There is a grave need for additions to the school psychologist’s toolbox to support students with intellectual disability (ID) and sexual trauma. These children are especially vulnerable to adverse life experiences overall and are at a particularly high risk of experiencing sexual abuse and resulting trauma. Children with ID are less likely to have their trauma symptoms identified by those around them, as symptoms do not always present in the same way as their neurotypical peers and trauma symptoms are more likely to be grouped into the rest of their disability through diagnostic overshadowing. Additionally, individuals with ID are at risk both from abuse perpetrated by individuals without ID and from other individuals with ID as well. New childhood trauma cases cost the US upwards of $124 billion per year, and the estimated cost of the total burden of untreated trauma is over $500 billion. This highlights the need for accessible sexual health and healthy relationship education within school systems to help intervene in this trauma cycle and ensure that children with ID are taught the necessary skills to understand interpersonal boundaries, consent, advocacy, and sexual rights, as well as how to form and maintain healthy relationships. For the population of children with ID, schools remain the place where they are most likely to have their mental health needs met, and schools are the place where they are most likely to receive any form of sexual health education. The epidemic of sexual abuse among the population of individuals with ID has recently come to light, and many of these individuals are at risk of suffering from resulting sexual trauma. Looking at systems-level change, preventative measures, and targeted adapted interventions, the model of SAFEST KID aggregates these components into one framework that provides guidelines for the transition to trauma-informed schools, integrated and developmentally tailored healthy relationship curricula, and a targeted individual intervention for use by school psychologists to support students with ID and sexual trauma. Manuscript Two showcases the results of the Delphi study regarding the viability of the SAFEST KID model, aggregating real-world knowledge and experience from a panel of experts. The Delphi study was conducted to collect input and insight from individuals with expertise in ID, childhood sexual trauma, and school systems to enhance the SAFEST KID model by incorporating both extensive existing topical research as well as the lived experience of professionals and practitioners in the field. A panel of experts was recruited and given multiple rounds of iterative questionnaires, generating consensus on a list of concepts that were used to answer the research questions, create a set of guidelines for adapting interventions for use with children with ID and sexual trauma, and augment the SAFEST KID model. The Delphi study investigated the research questions of how the SAFEST KID model is likely to be used, what are predicted barriers to implementation, and what realistic adjustments to its components are necessary. To conclude, Manuscripts One and Two highlight the overarching need within school systems to apply trauma-informed trainings across districts that consider developmental differences in child trauma presentations, to implement social-emotional learning and healthy relationship curricula across grade levels, and to have therapeutic evidence-based intervention tools ready for use by school psychologists to support the well-being of students with ID and sexual trauma.

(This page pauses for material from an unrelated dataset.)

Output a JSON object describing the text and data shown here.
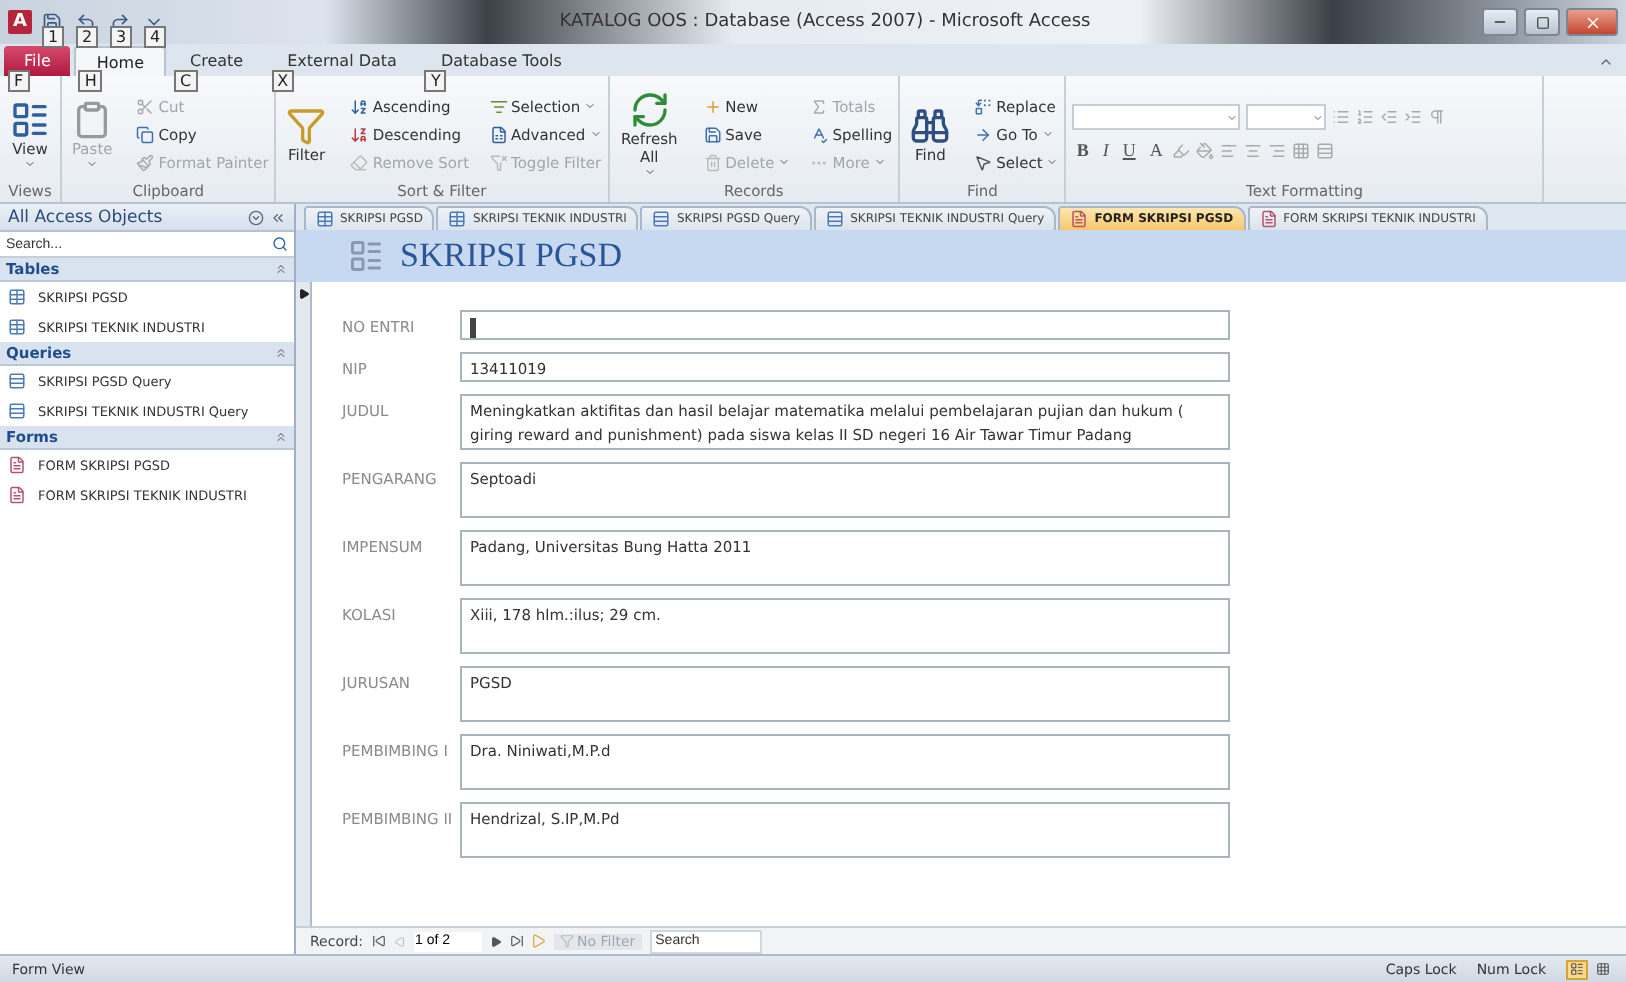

Copyright Date


Copyright Statement / License for Reuse

All Rights Reserved
All Rights Reserved.

Publication Statement

Copyright is held by the author. User is responsible for all copyright compliance.

Rights Holder

Ashley M. Hudson


Received from ProQuest

File Format



English (eng)


307 pgs

File Size

10.1 MB


Educational psychology